Create a solution blueprint / concept

So someone needs to know “how much?” I would address that need by gathering roughly the following information:

  • Goal / “mission statement” for the product
  • Business case for the product. Someone is always interested in $$.
  • High level capabilities/functionalities for the product. What does it do? This breaks down the general topic of your product into smaller pieces of functionality.
  • Main user roles
  • Main concepts of the product and their relationships as a concept map
  • Interfaces to external systems
  • Initial idea of the system architecture

Usually you do this with your own money. If you can do this with your customer’s money as a first phase of your project, good.

If needed and requested, I would use this information to create a top-down estimate about the project’s expenses. I would use any information I have available, for example data from similar past projects and expert opinions. It’s been a while since I last participated in top-down estimating, but there are plenty of resources out there, like this list and this gentleman.

Based on the estimate I would come up with some kind of minimum promise for the customer: this is what you get, minimum. If we fail to deliver, we deliver the rest on our own expense. I would probably come up with “this is what we are likely to deliver” and “this is what we deliver if things go really well” lists, too, if applicable.

During the project

In general, I would start with the most important capability and seek to deliver working software from day 1. If not day 1, then as soon as possible.

As you take the capabilities into development, break them down into smaller pieces. We call them epics, you might call them features, or something else. You might want to consider classifying these epics into S, M and L size lots. Do this as late as possible.

Epics still aren’t the raw food of the development team(s). Let the team split the work into user stories in co-operation with PO. Prefer “can we make this story smaller?” -heuristic over story point or other estimation techniques. If your team wants to split the story into tasks, fine, but don’t ever estimate those tasks separately. In any case, if your stories are small enough, you probably don’t need sub-tasks. Do the story splitting as late as possible, too.

Let the team decide a process / workflow on how they are going to deliver software that meets the constraints that your organization and your customer’s needs impose. Visualize that workflow, for example with kanban board. Gather metrics about the cycle times and queues in your system. Do you know how long does it take, in average, that your story has to wait until it gets to testing phase?

If it’s a new team that has never worked together, start with a school book process framework. Scrum is a good option. Make continual improvements to your process, see what works for your team. Henri Karhatsu has written about his team’s progress. It’s a nice read.

Measure epic throughput and use this data to fine-tune the original top-down estimate you did in the beginning. You might consider using story throughput instead, depending on the size of your project. Use this constantly updated information to answer the questions how much? when?

Conclusions / my view on #NoEstimates
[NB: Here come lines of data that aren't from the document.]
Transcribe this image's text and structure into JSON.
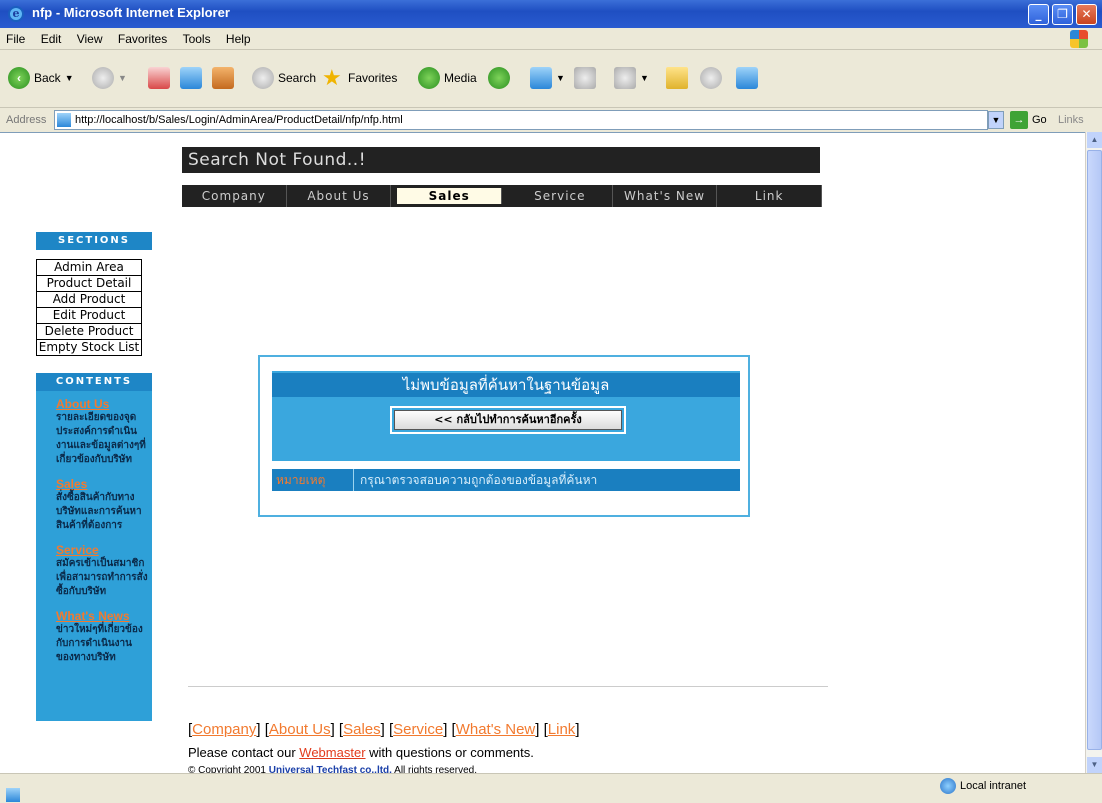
{
  "window": {
    "title": "nfp - Microsoft Internet Explorer"
  },
  "menu": {
    "items": [
      "File",
      "Edit",
      "View",
      "Favorites",
      "Tools",
      "Help"
    ]
  },
  "toolbar": {
    "back_label": "Back",
    "search_label": "Search",
    "favorites_label": "Favorites",
    "media_label": "Media"
  },
  "address": {
    "label": "Address",
    "url": "http://localhost/b/Sales/Login/AdminArea/ProductDetail/nfp/nfp.html",
    "go_label": "Go",
    "links_label": "Links"
  },
  "page": {
    "banner": "Search Not Found..!",
    "nav": [
      "Company",
      "About Us",
      "Sales",
      "Service",
      "What's New",
      "Link"
    ],
    "nav_active": "Sales",
    "sections_heading": "SECTIONS",
    "sections": [
      "Admin Area",
      "Product Detail",
      "Add Product",
      "Edit Product",
      "Delete Product",
      "Empty Stock List"
    ],
    "contents_heading": "CONTENTS",
    "contents": [
      {
        "title": "About Us",
        "text": "รายละเอียดของจุดประสงค์การดำเนินงานและข้อมูลต่างๆที่เกี่ยวข้องกับบริษัท"
      },
      {
        "title": "Sales",
        "text": "สั่งซื้อสินค้ากับทางบริษัทและการค้นหาสินค้าที่ต้องการ"
      },
      {
        "title": "Service",
        "text": "สมัครเข้าเป็นสมาชิกเพื่อสามารถทำการสั่งซื้อกับบริษัท"
      },
      {
        "title": "What's News",
        "text": "ข่าวใหม่ๆที่เกี่ยวข้องกับการดำเนินงานของทางบริษัท"
      }
    ],
    "notice": {
      "message": "ไม่พบข้อมูลที่ค้นหาในฐานข้อมูล",
      "back_button": "<< กลับไปทำการค้นหาอีกครั้ง",
      "note_label": "หมายเหตุ",
      "note_text": "กรุณาตรวจสอบความถูกต้องของข้อมูลที่ค้นหา"
    },
    "footer": {
      "links": [
        "Company",
        "About Us",
        "Sales",
        "Service",
        "What's New",
        "Link"
      ],
      "contact_prefix": "Please contact our ",
      "webmaster": "Webmaster",
      "contact_suffix": " with questions or comments.",
      "copyright_prefix": "© Copyright 2001 ",
      "company": "Universal Techfast co.,ltd.",
      "copyright_suffix": " All rights reserved."
    }
  },
  "status": {
    "zone": "Local intranet"
  }
}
I claim that during development, you don’t need to explicitly estimate development efforts. You don’t need to estimate stories using story points and estimate how many hours does it take to complete a task. I don’t see a need for bottom up estimates.
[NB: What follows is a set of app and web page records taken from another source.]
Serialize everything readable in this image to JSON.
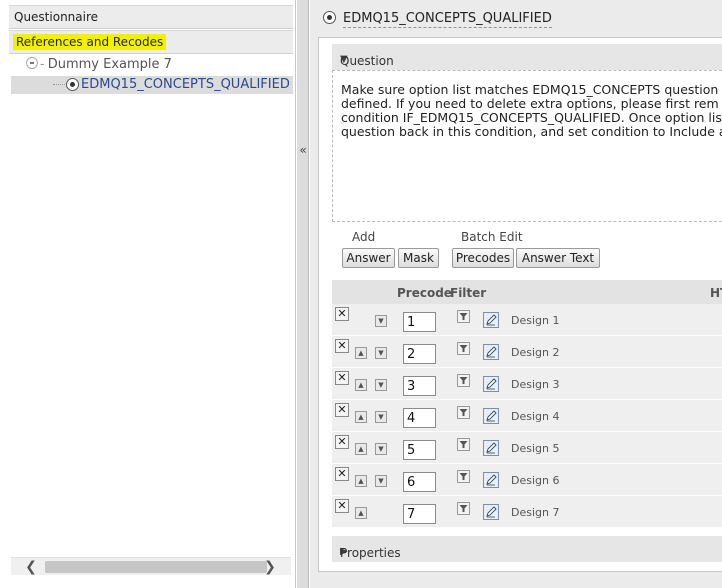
{
  "left_panel": {
    "header_questionnaire": "Questionnaire",
    "header_refs": "References and Recodes",
    "tree": {
      "root_label": "Dummy Example 7",
      "selected_label": "EDMQ15_CONCEPTS_QUALIFIED"
    },
    "scroll_left": "❮",
    "scroll_right": "❯"
  },
  "splitter": {
    "collapse_label": "«"
  },
  "question": {
    "name": "EDMQ15_CONCEPTS_QUALIFIED",
    "section_label": "Question",
    "text": "Make sure option list matches EDMQ15_CONCEPTS question\ndefined. If you need to delete extra options, please first rem\ncondition IF_EDMQ15_CONCEPTS_QUALIFIED. Once option lis\nquestion back in this condition, and set condition to Include a",
    "add_label": "Add",
    "batch_edit_label": "Batch Edit",
    "buttons": {
      "answer": "Answer",
      "mask": "Mask",
      "precodes": "Precodes",
      "answer_text": "Answer Text"
    },
    "columns": {
      "precode": "Precode",
      "filter": "Filter",
      "html": "HT"
    },
    "rows": [
      {
        "precode": "1",
        "text": "Design 1",
        "has_up": false,
        "has_down": true
      },
      {
        "precode": "2",
        "text": "Design 2",
        "has_up": true,
        "has_down": true
      },
      {
        "precode": "3",
        "text": "Design 3",
        "has_up": true,
        "has_down": true
      },
      {
        "precode": "4",
        "text": "Design 4",
        "has_up": true,
        "has_down": true
      },
      {
        "precode": "5",
        "text": "Design 5",
        "has_up": true,
        "has_down": true
      },
      {
        "precode": "6",
        "text": "Design 6",
        "has_up": true,
        "has_down": true
      },
      {
        "precode": "7",
        "text": "Design 7",
        "has_up": true,
        "has_down": false
      }
    ],
    "properties_label": "Properties"
  },
  "colors": {
    "highlight": "#f2f200",
    "selected_row": "#dcdcdc",
    "link": "#2a4a8a"
  },
  "icons": {
    "delete": "x-icon",
    "move_up": "arrow-up-icon",
    "move_down": "arrow-down-icon",
    "filter": "filter-funnel-icon",
    "edit": "pencil-edit-icon"
  }
}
You can, and maybe even should, however, use the actual development velocity metrics to forecast the future. You know how many stories does your epics contain in average, and you know how much is your story throughput. Use this data to predict the future. Some call this estimating, and I’m fine with it.
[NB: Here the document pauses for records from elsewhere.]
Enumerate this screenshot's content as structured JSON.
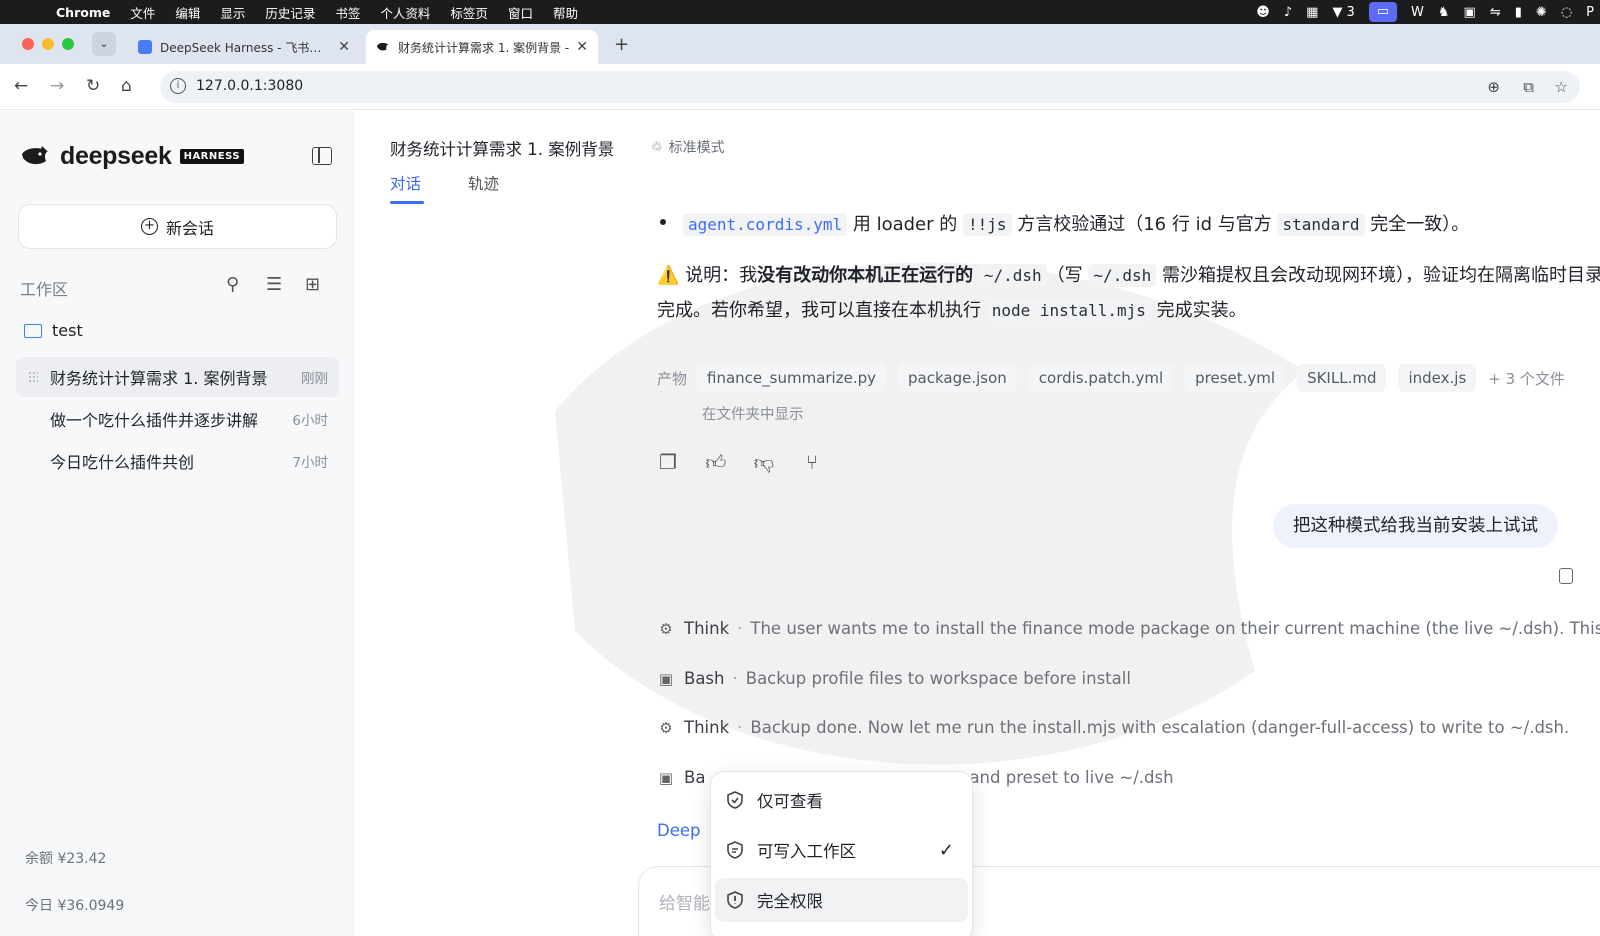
{
  "menubar": {
    "app": "Chrome",
    "items": [
      "文件",
      "编辑",
      "显示",
      "历史记录",
      "书签",
      "个人资料",
      "标签页",
      "窗口",
      "帮助"
    ],
    "status_badge": "3"
  },
  "tabs": [
    {
      "title": "DeepSeek Harness - 飞书云文"
    },
    {
      "title": "财务统计计算需求 1. 案例背景 -"
    }
  ],
  "address": {
    "url": "127.0.0.1:3080"
  },
  "sidebar": {
    "logo_text": "deepseek",
    "logo_badge": "HARNESS",
    "new_chat": "新会话",
    "workspace_label": "工作区",
    "folder": "test",
    "conversations": [
      {
        "title": "财务统计计算需求 1. 案例背景",
        "time": "刚刚"
      },
      {
        "title": "做一个吃什么插件并逐步讲解",
        "time": "6小时"
      },
      {
        "title": "今日吃什么插件共创",
        "time": "7小时"
      }
    ],
    "balance": "余额 ¥23.42",
    "today": "今日 ¥36.0949"
  },
  "header": {
    "title": "财务统计计算需求 1. 案例背景",
    "mode": "标准模式",
    "tabs": [
      "对话",
      "轨迹"
    ]
  },
  "message": {
    "bullet": {
      "code1": "agent.cordis.yml",
      "t1": " 用 loader 的 ",
      "code2": "!!js",
      "t2": " 方言校验通过（16 行 id 与官方 ",
      "code3": "standard",
      "t3": " 完全一致）。"
    },
    "note": {
      "icon": "⚠️",
      "t1": " 说明：我",
      "bold": "没有改动你本机正在运行的",
      "code1": "~/.dsh",
      "t2": "（写 ",
      "code2": "~/.dsh",
      "t3": " 需沙箱提权且会改动现网环境），验证均在隔离临时目录完成。若你希望，我可以直接在本机执行 ",
      "code3": "node install.mjs",
      "t4": " 完成实装。"
    },
    "artifacts_label": "产物",
    "artifacts": [
      "finance_summarize.py",
      "package.json",
      "cordis.patch.yml",
      "preset.yml",
      "SKILL.md",
      "index.js"
    ],
    "more_files": "+ 3 个文件",
    "show_in_folder": "在文件夹中显示"
  },
  "user_message": "把这种模式给我当前安装上试试",
  "steps": [
    {
      "kind": "Think",
      "desc": "The user wants me to install the finance mode package on their current machine (the live ~/.dsh). This"
    },
    {
      "kind": "Bash",
      "desc": "Backup profile files to workspace before install"
    },
    {
      "kind": "Think",
      "desc": "Backup done. Now let me run the install.mjs with escalation (danger-full-access) to write to ~/.dsh."
    },
    {
      "kind": "Ba",
      "desc": "and preset to live ~/.dsh"
    }
  ],
  "deep_link": "Deep",
  "input": {
    "placeholder": "给智能"
  },
  "permission_menu": {
    "items": [
      {
        "label": "仅可查看",
        "checked": false
      },
      {
        "label": "可写入工作区",
        "checked": true
      },
      {
        "label": "完全权限",
        "checked": false
      }
    ]
  },
  "colors": {
    "accent": "#3b6cf6",
    "sidebar_bg": "#f7f8fa",
    "bubble_bg": "#eef3fb"
  }
}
Some say “you cannot predict the future”. Sure we can, we do it all the time as human beings. We cannot be 100% sure, ever, but we can make the percentage higher.

One final note on #NoEstimates. One light bulb moment for me was that #NoEstimates doesn’t mean #NeverEstimate. I would be comfortable if someone called the above described approach as #NoEstimates approach even though it possibly contains macro level estimating.